Showing results 1 to 10 of approximately 22.(refine search)
Container Trade and the U.S. Recovery
Since the 1970s, exports and imports of manufactured goods have been the engine of international trade and much of that trade relies on container shipping. This paper introduces a new monthly index of the volume of container trade to and from North America. Incorporating this index into a structural macroeconomic VAR model facilitates the identification of shocks to domestic U.S. demand as well as foreign demand for U.S. manufactured goods. We show that, unlike in the Great Recession, the primary determinant of the U.S. economic contraction in early 2020 was a sharp drop in domestic demand. ...
The (Modest) Rebound in Manufacturing Jobs
The United States lost 5.7 million manufacturing jobs between 2000 and 2010, reducing the nation?s manufacturing employment base by nearly a third. These job losses and their causes have been well documented in the popular press and in academic circles. Less well recognized is the modest yet significant rebound in manufacturing jobs that has been underway for several years. Indeed, employment in the manufacturing industry began to stabilize in 2010, and the nation has added nearly 1 million jobs since then. Although modest in magnitude, this uptick in manufacturing jobs represents the longest ...
Tariffs and Trade Disputes
Cover Story of article on "Tariffs and Trade Disputes: How are recent moves affecting businesses in the Fifth District?"
The Economic Health of the Region
Remarks at the Waterfront Alliance Regional Symposium: Recovery and Resiliency in a New Era (delivered via videoconference).
When a South Carolina City Tried to Become Motor City

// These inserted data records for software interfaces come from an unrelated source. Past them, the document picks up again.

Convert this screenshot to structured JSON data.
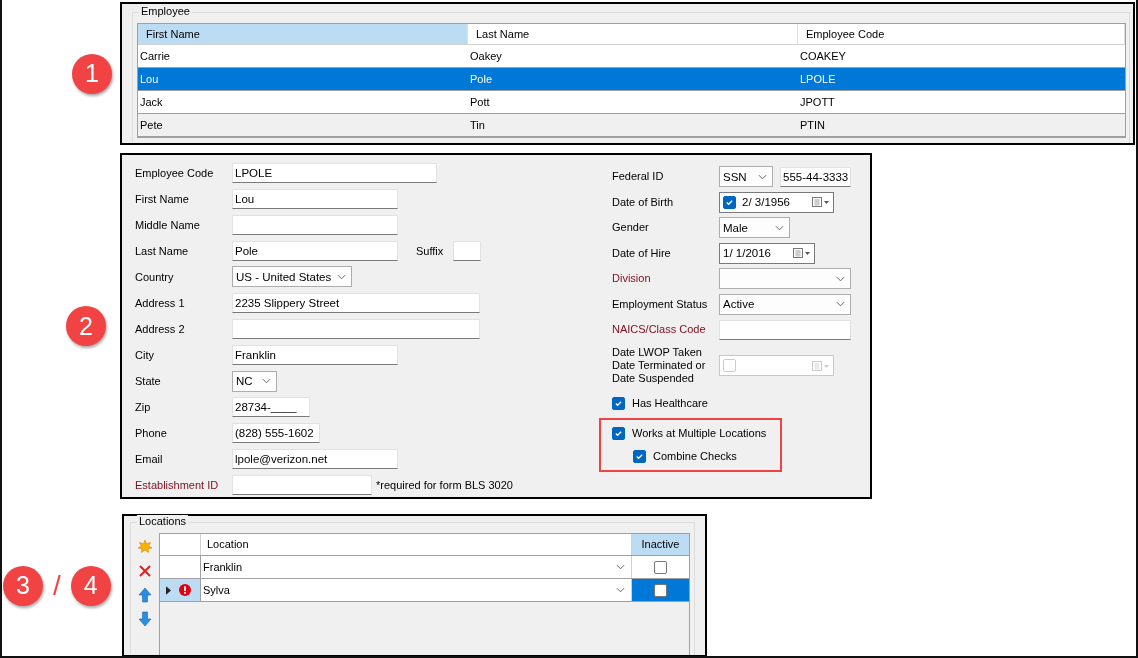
{
  "employee_panel": {
    "callouts": [
      "1"
    ],
    "group_title": "Employee",
    "columns": [
      {
        "label": "First Name",
        "selected": true
      },
      {
        "label": "Last Name",
        "selected": false
      },
      {
        "label": "Employee Code",
        "selected": false
      }
    ],
    "rows": [
      {
        "cells": [
          "Carrie",
          "Oakey",
          "COAKEY"
        ],
        "selected": false,
        "highlighted": false
      },
      {
        "cells": [
          "Lou",
          "Pole",
          "LPOLE"
        ],
        "selected": true,
        "highlighted": false
      },
      {
        "cells": [
          "Jack",
          "Pott",
          "JPOTT"
        ],
        "selected": false,
        "highlighted": false
      },
      {
        "cells": [
          "Pete",
          "Tin",
          "PTIN"
        ],
        "selected": false,
        "highlighted": true
      }
    ]
  },
  "details_panel": {
    "callouts": [
      "2"
    ],
    "left_fields": [
      {
        "label": "Employee Code",
        "kind": "text",
        "value": "LPOLE",
        "required": false
      },
      {
        "label": "First Name",
        "kind": "text",
        "value": "Lou",
        "required": false
      },
      {
        "label": "Middle Name",
        "kind": "text",
        "required": false
      },
      {
        "label": "Last Name",
        "kind": "text",
        "value": "Pole",
        "required": false,
        "suffix": {
          "label": "Suffix"
        }
      },
      {
        "label": "Country",
        "kind": "select",
        "value": "US - United States",
        "required": false
      },
      {
        "label": "Address 1",
        "kind": "text",
        "value": "2235 Slippery Street",
        "required": false
      },
      {
        "label": "Address 2",
        "kind": "text",
        "required": false
      },
      {
        "label": "City",
        "kind": "text",
        "value": "Franklin",
        "required": false
      },
      {
        "label": "State",
        "kind": "select",
        "value": "NC",
        "required": false
      },
      {
        "label": "Zip",
        "kind": "text",
        "value": "28734-____",
        "required": false
      },
      {
        "label": "Phone",
        "kind": "text",
        "value": "(828) 555-1602",
        "required": false
      },
      {
        "label": "Email",
        "kind": "text",
        "value": "lpole@verizon.net",
        "required": false
      },
      {
        "label": "Establishment ID",
        "kind": "text",
        "required": true,
        "note": "*required for form BLS 3020"
      }
    ],
    "right_fields": [
      {
        "label": "Federal ID",
        "kind": "select_text",
        "select": "SSN",
        "value": "555-44-3333",
        "required": false
      },
      {
        "label": "Date of Birth",
        "kind": "date",
        "value": "2/ 3/1956",
        "has_checkbox": true,
        "checked": true,
        "disabled": false,
        "required": false
      },
      {
        "label": "Gender",
        "kind": "select",
        "value": "Male",
        "required": false
      },
      {
        "label": "Date of Hire",
        "kind": "date",
        "value": "1/ 1/2016",
        "has_checkbox": false,
        "disabled": false,
        "required": false
      },
      {
        "label": "Division",
        "kind": "select",
        "required": true
      },
      {
        "label": "Employment Status",
        "kind": "select",
        "value": "Active",
        "required": false
      },
      {
        "label": "NAICS/Class Code",
        "kind": "text",
        "required": true
      },
      {
        "label": "Date LWOP Taken\nDate Terminated or\nDate Suspended",
        "kind": "date",
        "has_checkbox": true,
        "checked": false,
        "disabled": true,
        "required": false
      }
    ],
    "checkboxes": [
      {
        "label": "Has Healthcare",
        "checked": true,
        "highlighted": false
      },
      {
        "label": "Works at Multiple Locations",
        "checked": true,
        "highlighted": true,
        "children": [
          {
            "label": "Combine Checks",
            "checked": true
          }
        ]
      }
    ]
  },
  "locations_panel": {
    "callouts": [
      "3",
      "/",
      "4"
    ],
    "group_title": "Locations",
    "columns": [
      {
        "label": "Location",
        "selected": false
      },
      {
        "label": "Inactive",
        "selected": true
      }
    ],
    "rows": [
      {
        "location": "Franklin",
        "inactive": false,
        "current": false,
        "error": false,
        "selected": false
      },
      {
        "location": "Sylva",
        "inactive": false,
        "current": true,
        "error": true,
        "selected": true
      }
    ]
  }
}
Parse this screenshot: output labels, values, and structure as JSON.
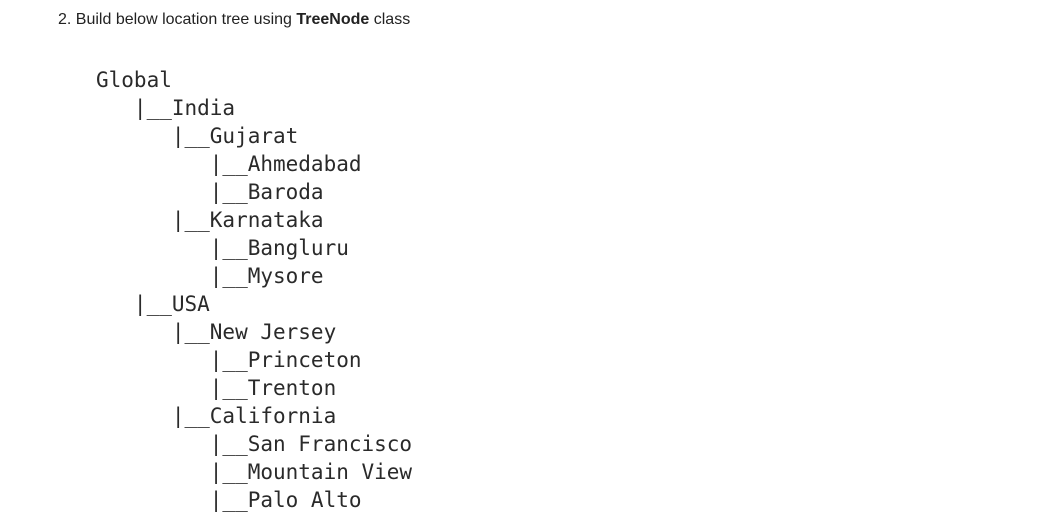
{
  "instruction": {
    "prefix": "2. Build below location tree using ",
    "class_name": "TreeNode",
    "suffix": " class"
  },
  "tree": {
    "lines": [
      "Global",
      "   |__India",
      "      |__Gujarat",
      "         |__Ahmedabad",
      "         |__Baroda",
      "      |__Karnataka",
      "         |__Bangluru",
      "         |__Mysore",
      "   |__USA",
      "      |__New Jersey",
      "         |__Princeton",
      "         |__Trenton",
      "      |__California",
      "         |__San Francisco",
      "         |__Mountain View",
      "         |__Palo Alto"
    ]
  }
}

Economic History: When a South Carolina City Tried to Become Motor City: The Fifth District's automotive entrepreneurs eventually lost out to the forces of agglomeration
Manufacturing Employment Losses and the Economic Performance of the Industrial Heartland
The industrial Midwest, sometimes referred to disparagingly as the ?Rust Belt,? has long been recognized as a distinct economic region and an important contributor to the US economy. Prior research has emphasized the role that losses in the manufacturing sector have played in the plight of several Midwestern states and cities, particularly in the late 1970s and early 1980s. We identify a hypothetical industrial heartland region consisting of MSAs that have high concentrations of 1969 earnings in manufacturing relative to the US average and that are located within the geography often ...
Measuring Labor Market Power in the U.S. Manufacturing Sector
Policymakers have recently considered several policies to mitigate a perceived increase in employers' market power. However, the lack of direct evidence on labor market power has complicated the policy debate. In this article, we show that the degree of employers' market power is substantial and widespread in the U.S. manufacturing sector. A worker in the average manufacturing plant receives only 65 cents on each dollar generated in the margin. Furthermore, we propose a novel aggregate measure for labor market power. We find that employers' market power decreased between the late 1970s and ...
Where Are Manufacturing Jobs Coming Back?
As we outlined in our previous post, the United States lost close to sixmillion manufacturing jobs between 2000 and 2010 but since then has gained back almost one million. In this post, we take a closer look at the geographic dimension of this modest rebound in manufacturing jobs. While job losses during the 2000s were fairly widespread across the country, manufacturing employment gains since then have been concentrated in particular parts of the country. Indeed, these gains were especially large in ?auto alley??a narrow motor vehicle production corridor stretching from Michigan south to ...
Minimum wages and firm employment: evidence from China
This paper studies how minimum wage policies affect firm employment in China using a unique county level minimum wage data set matched to disaggregated firm survey data. We investigate both the effect of imposing a minimum wage, and the effect of the policies that tightened enforcement in 2004. We find that the average effect of minimum wage changes is modest and positive, and that there is a detectable effect after enforcement reform. Firms have heterogeneous responses to minimum wage changes which can be accounted for by differences in their wage levels and profit margins: firms with high ...
Immigrant Workers and U.S. Trade Activity
States with higher shares of immigrant workers in the manufacturing sector are more likely to trade more in manufactured goods.